And in that way, it’s going, no, okay, let’s do this. Got no idea what this is going to turn out like, but let’s do it. Let’s get out of my comfort zone.” But I think that would be my number one life lesson that I try and bring across into my work day and decisions and career decisions there as well. And everyone that I’ve done, I’ve never, ever regretted it. So yeah, definitely that.
Hope: That’s great. Yeah. I love that too.
Laura: Okay. And then last one. Who else from like a HR or TA background would you like us to interview?
Amy: I would really love to hear more from Dean Carter, who I think is the VP HR director at Patagonia in the states. So, I heard him speak beginning of 2020 actually, at a conference in Sydney. And by the end of his talk and his presentation, every person in the room just sat on the edge of their seats leaning forward. So, engaged.
I think I had a few people after be like, “Oh, let’s just see if there’s any Talent Acquisition roles available in Patagonia”. He just captivated the whole audience, talking around how Patagonia had built their community for that people. How they hire. What they look for in candidates. And it’s all about making sure that the candidates and the people that they hire, regardless of their skill and knowledge, it’s… are they behind the same vision that we are?
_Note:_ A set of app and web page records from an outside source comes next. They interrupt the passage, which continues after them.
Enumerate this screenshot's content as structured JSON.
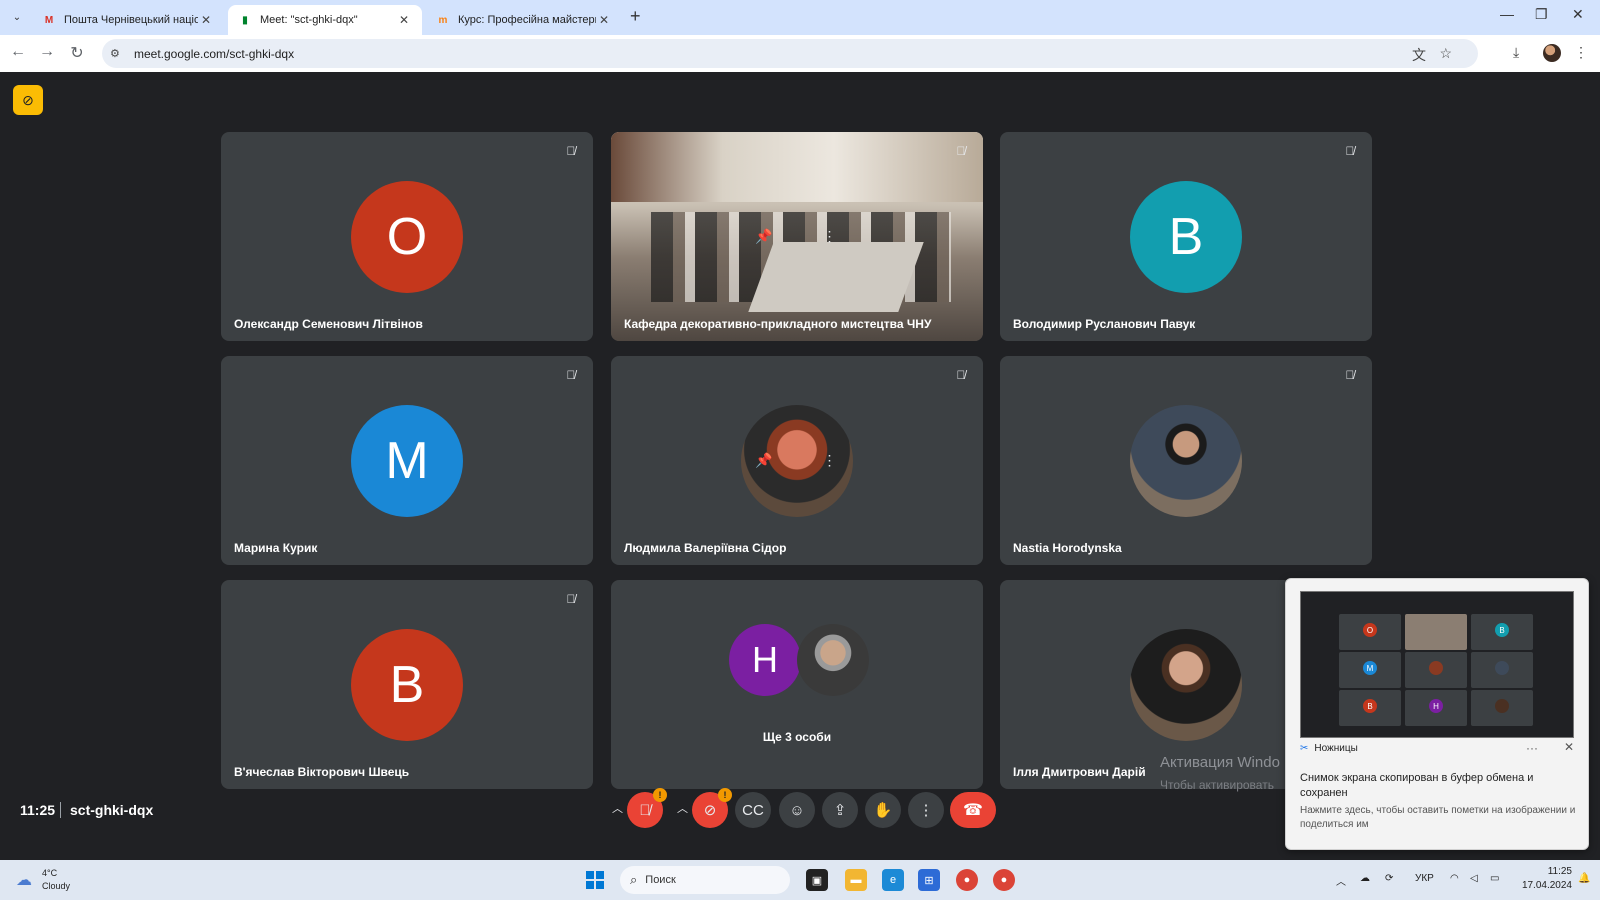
{
  "browser": {
    "tabs": [
      {
        "title": "Пошта Чернівецький націона...",
        "favicon": "gmail-icon",
        "active": false
      },
      {
        "title": "Meet: \"sct-ghki-dqx\"",
        "favicon": "meet-icon",
        "active": true
      },
      {
        "title": "Курс: Професійна майстерніст...",
        "favicon": "moodle-icon",
        "active": false
      }
    ],
    "url": "meet.google.com/sct-ghki-dqx"
  },
  "meet": {
    "tiles": [
      {
        "name": "Олександр Семенович Літвінов",
        "initial": "О",
        "color": "#c5371c",
        "muted": true
      },
      {
        "name": "Кафедра декоративно-прикладного мистецтва ЧНУ",
        "video": true,
        "muted": true
      },
      {
        "name": "Володимир Русланович Павук",
        "initial": "В",
        "color": "#129eaf",
        "muted": true
      },
      {
        "name": "Марина Курик",
        "initial": "М",
        "color": "#1a88d6",
        "muted": true
      },
      {
        "name": "Людмила Валеріївна Сідор",
        "photo": true,
        "muted": true
      },
      {
        "name": "Nastia Horodynska",
        "photo": true,
        "muted": true
      },
      {
        "name": "В'ячеслав Вікторович Швець",
        "initial": "В",
        "color": "#c5371c",
        "muted": true
      },
      {
        "name": "Ще 3 особи",
        "group": true,
        "initial": "Н",
        "color": "#7b1fa2"
      },
      {
        "name": "Ілля Дмитрович Дарій",
        "photo": true
      }
    ],
    "clock": "11:25",
    "meeting_code": "sct-ghki-dqx",
    "badge_mic": "!",
    "badge_cam": "!"
  },
  "activation": {
    "title": "Активация Windo",
    "subtitle": "Чтобы активировать"
  },
  "snip": {
    "app": "Ножницы",
    "message": "Снимок экрана скопирован в буфер обмена и сохранен",
    "sub": "Нажмите здесь, чтобы оставить пометки на изображении и поделиться им"
  },
  "taskbar": {
    "temperature": "4°C",
    "weather": "Cloudy",
    "search_placeholder": "Поиск",
    "lang": "УКР",
    "time": "11:25",
    "date": "17.04.2024"
  }
}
If, yes, okay, then you get to the next stage.
So, just how they’ve shaped it, which is not what you would think of as the norm. How they’ve promoted their people, culture, community, yeah, had everyone on the edge of their seats. I’d love to hear more from him.
Laura: That sounds like an incredible talk. It’s amazing as well how much Patagonia gets brought up. I had someone the other day recommending that they got a couple of books and a whole bunch of other stuff.
Amy: Yeah. They’re amazing. So, the thinking of them initially, as a clothing brand, but that whole message and everything, actually what they stand for and their main vision as a company, is not around that. It’s around environment and taking a stand and sustainable clothing and sustainability, which is really fascinating if you start reading about them. Or I just keep reading about them as a company because I just think they’re fascinating.
Laura: Okay. We’re going to leave you there. Thank you so much for your time. We really appreciate it.
Amy: Thank you. And nice to speak to you guys this morning, and I’m sure I’ll speak to you guys soon.